TERNEUZEN, Netherlands — Five people were slightly injured when a Viking River Cruises ship collided with a petroleum tanker in the North Sea near the Netherlands, according to the Zeeland Safety Region. A crew member of the cruise ship was taken to the hospital for evaluation, according to investigators.
The Viking Idun collided with the ship around midnight local time near the port Terneuzen in the Netherlands, which is located in the province of Zeeland.
Both ships were damaged, but the damage was above the water line, so neither ship was in danger of sinking, according to tweets from the safety region.
A Colorado woman posted photos and videos of the damaged ship on Facebook. According to her post, they were on the Tulips and Windmills cruise, which starts and ends in Amsterdam.
The tanker was loaded with petroleum and was on its way to Antwerp, Belgium. No one on that ship was hurt, the Zeeland Safety Agency said.
The ships were escorted to the port and were expected to be inspected in the morning to determine whether they would be able to continue their journeys.
The Idun is a 442-foot long river cruise ship, according to boat tracking website MarineTraffic. It's more of a riverboat than a massive luxury cruise liner. The Idun takes passengers down European rivers.

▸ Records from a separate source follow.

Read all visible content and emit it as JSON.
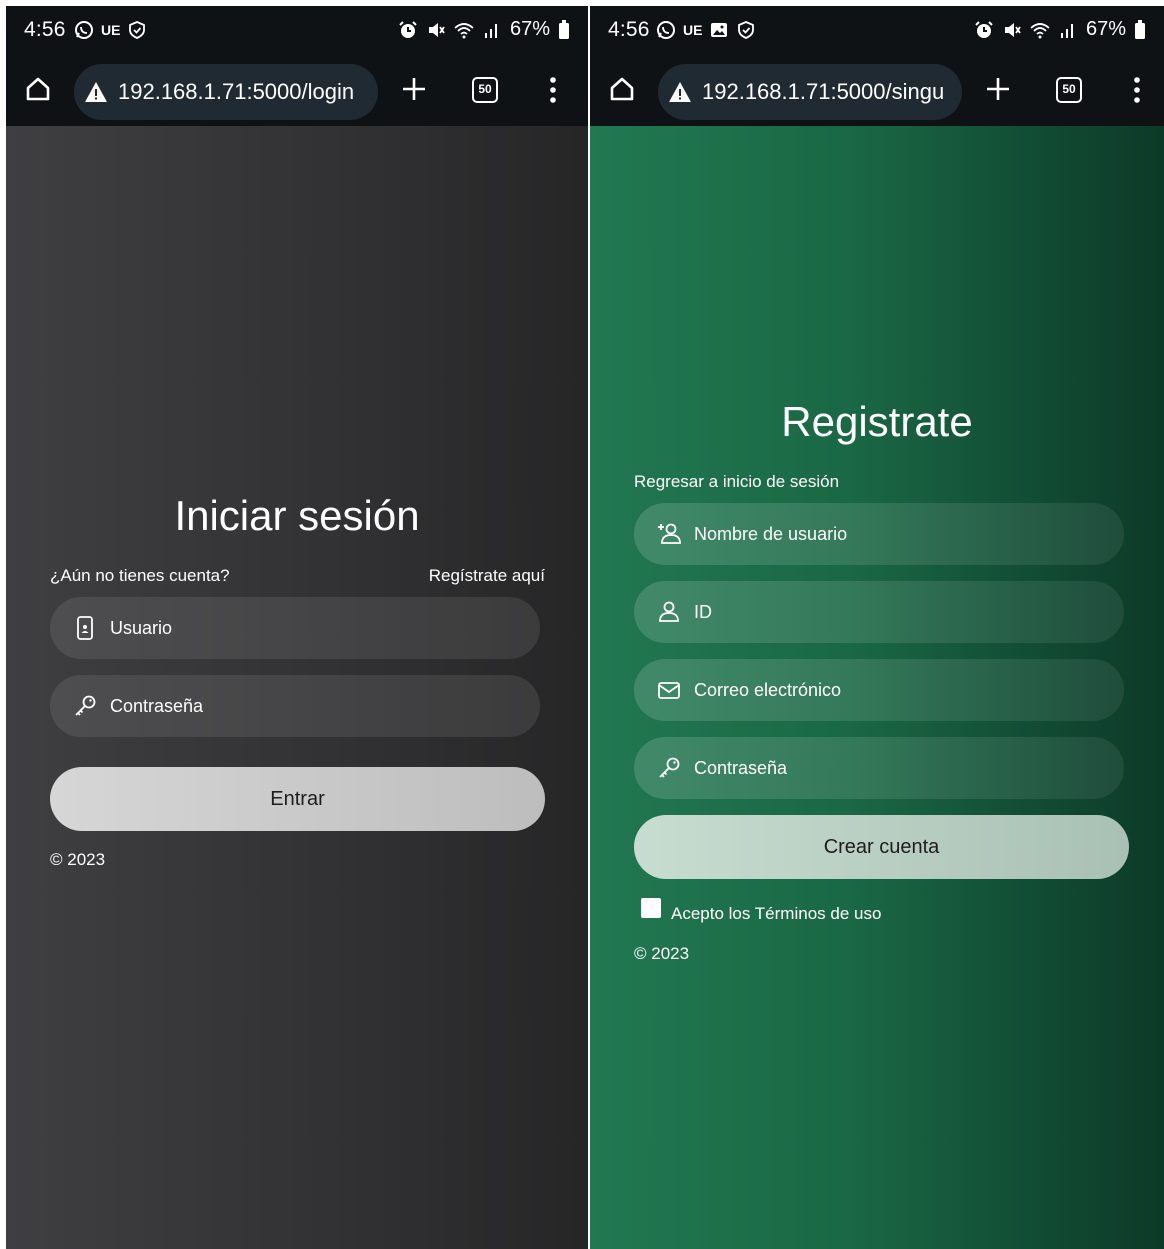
{
  "left_screen": {
    "status": {
      "time": "4:56",
      "carrier": "UE",
      "battery": "67%"
    },
    "browser": {
      "url": "192.168.1.71:5000/login",
      "tab_count": "50"
    },
    "page": {
      "title": "Iniciar sesión",
      "no_account_text": "¿Aún no tienes cuenta?",
      "register_link": "Regístrate aquí",
      "username_placeholder": "Usuario",
      "password_placeholder": "Contraseña",
      "submit_label": "Entrar",
      "footer": "© 2023"
    }
  },
  "right_screen": {
    "status": {
      "time": "4:56",
      "carrier": "UE",
      "battery": "67%"
    },
    "browser": {
      "url": "192.168.1.71:5000/singu",
      "tab_count": "50"
    },
    "page": {
      "title": "Registrate",
      "back_link": "Regresar a inicio de sesión",
      "username_placeholder": "Nombre de usuario",
      "id_placeholder": "ID",
      "email_placeholder": "Correo electrónico",
      "password_placeholder": "Contraseña",
      "submit_label": "Crear cuenta",
      "terms_label": "Acepto los Términos de uso",
      "terms_checked": false,
      "footer": "© 2023"
    }
  },
  "icons": [
    "whatsapp-icon",
    "shield-check-icon",
    "image-icon",
    "alarm-icon",
    "mute-icon",
    "wifi-icon",
    "signal-icon",
    "battery-icon",
    "home-icon",
    "warning-icon",
    "plus-icon",
    "tabs-icon",
    "more-vert-icon",
    "phone-user-icon",
    "key-icon",
    "add-user-icon",
    "user-icon",
    "mail-icon"
  ],
  "colors": {
    "login_bg": "#353537",
    "signup_bg": "#1a6845",
    "chrome_bg": "#0f1214",
    "url_pill": "#1f2a33"
  }
}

There were only 171 passengers and 44 crew members on board.
According to MarineTraffic, the tanker the Idun collided with, the Chemical Marketer, was en route from Turkey to Antwerp. The Chemical Marketer weighs over 18 million pounds and is 440 feet long.
Viking Cruises gave 9NEWS a statement at 1:30 p.m. acknowledging the crash. According to the statement, no guests were injured. The Zeeland Safety Region statement that five people were hurt on the Idun did not specify if those people were crew or passengers.

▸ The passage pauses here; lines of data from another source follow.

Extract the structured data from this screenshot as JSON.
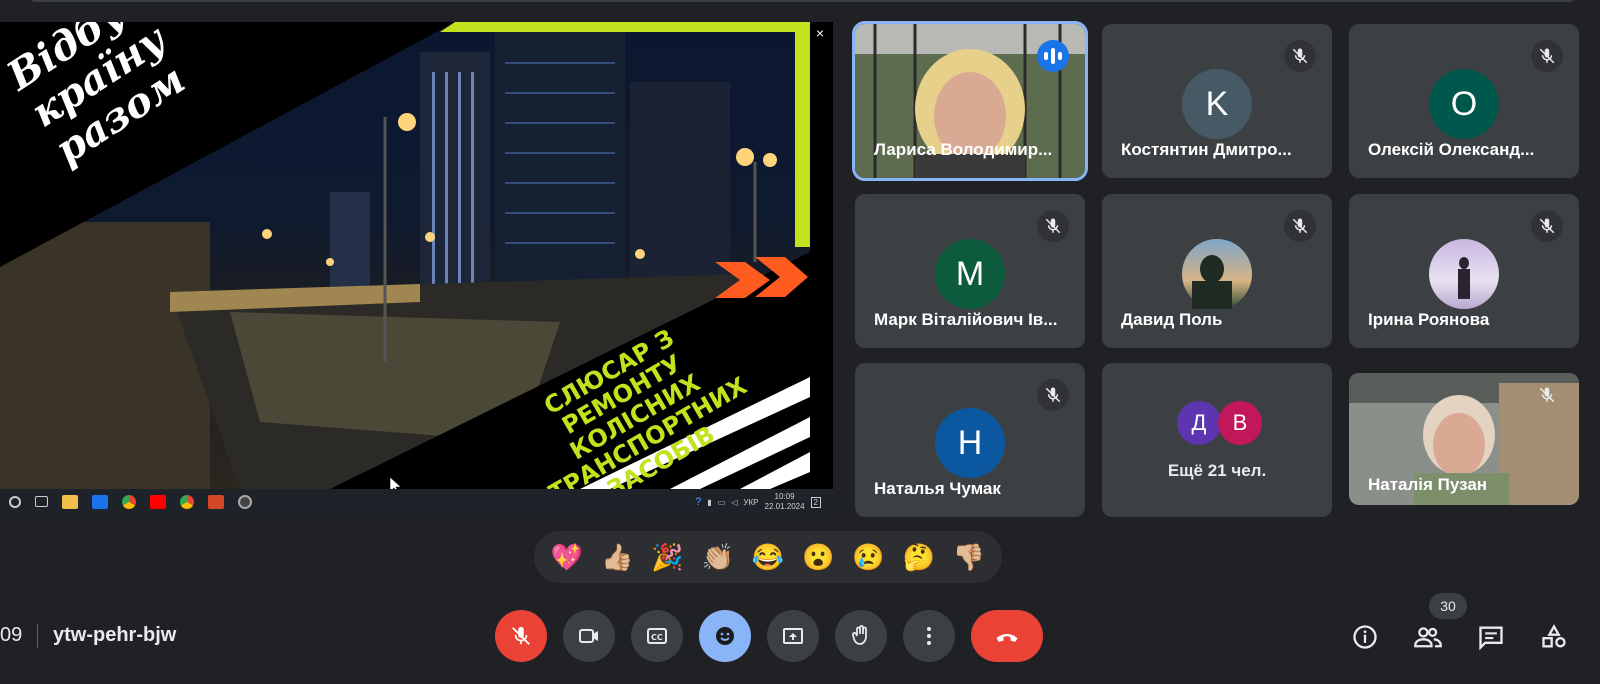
{
  "presentation": {
    "slide_title": "Відбудуємо\nкраїну\nразом",
    "slide_subtitle": "СЛЮСАР З РЕМОНТУ\nКОЛІСНИХ\nТРАНСПОРТНИХ\nЗАСОБІВ",
    "close_glyph": "×",
    "taskbar": {
      "language": "УКР",
      "time": "10:09",
      "date": "22.01.2024",
      "notifications": "2"
    }
  },
  "participants": [
    {
      "name": "Лариса Володимир...",
      "speaking": true
    },
    {
      "name": "Костянтин Дмитро...",
      "initial": "K",
      "avatar_color": "#455a64",
      "muted": true
    },
    {
      "name": "Олексій Олександ...",
      "initial": "O",
      "avatar_color": "#00574b",
      "muted": true
    },
    {
      "name": "Марк Віталійович Ів...",
      "initial": "M",
      "avatar_color": "#0b5b3c",
      "muted": true
    },
    {
      "name": "Давид Поль",
      "muted": true
    },
    {
      "name": "Ірина Роянова",
      "muted": true
    },
    {
      "name": "Наталья Чумак",
      "initial": "H",
      "avatar_color": "#0b57a0",
      "muted": true
    },
    {
      "more_label": "Ещё 21 чел.",
      "initials": [
        "Д",
        "В"
      ],
      "colors": [
        "#5e35b1",
        "#c2185b"
      ]
    },
    {
      "name": "Наталія Пузан",
      "muted": true
    }
  ],
  "reactions": [
    "💖",
    "👍🏼",
    "🎉",
    "👏🏼",
    "😂",
    "😮",
    "😢",
    "🤔",
    "👎🏼"
  ],
  "meeting": {
    "time": "09",
    "code": "ytw-pehr-bjw",
    "participant_count": "30"
  },
  "colors": {
    "background": "#202124",
    "tile": "#3c4043",
    "accent": "#8ab4f8",
    "danger": "#ea4335",
    "slide_accent": "#c4e11d",
    "slide_arrow": "#ff5a1f"
  }
}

The Idun was on its way to Ghent from Antwerp - a journey of about 40 miles.
"The [Idun] sustained some damage near the bow and is currently docked in Terneuzen with all guests," the statement reads. "While damage of the ship is being assessed, guests will continue with a modified version of the itinerary."
The company said they hope to have the ship ready for re-launch April 4.
Late last month, a Viking Sky cruise ship had engine trouble off the western coast of Norway. Afraid of dashing up on the rocks, it anchored amid heavy seas and high winds and evacuated the more than 1,300 people on board.
Steve and Shelly Eitel of Roxborough Park were two of the more than a hundred people rescued from that ship.
"We went flying on our couches and chairs to the other side of the deck," Shelly Eitel said. "I mean we lost our food obviously, but everything was going everywhere."
SUGGESTED VIDEOS | Local stories from 9NEWS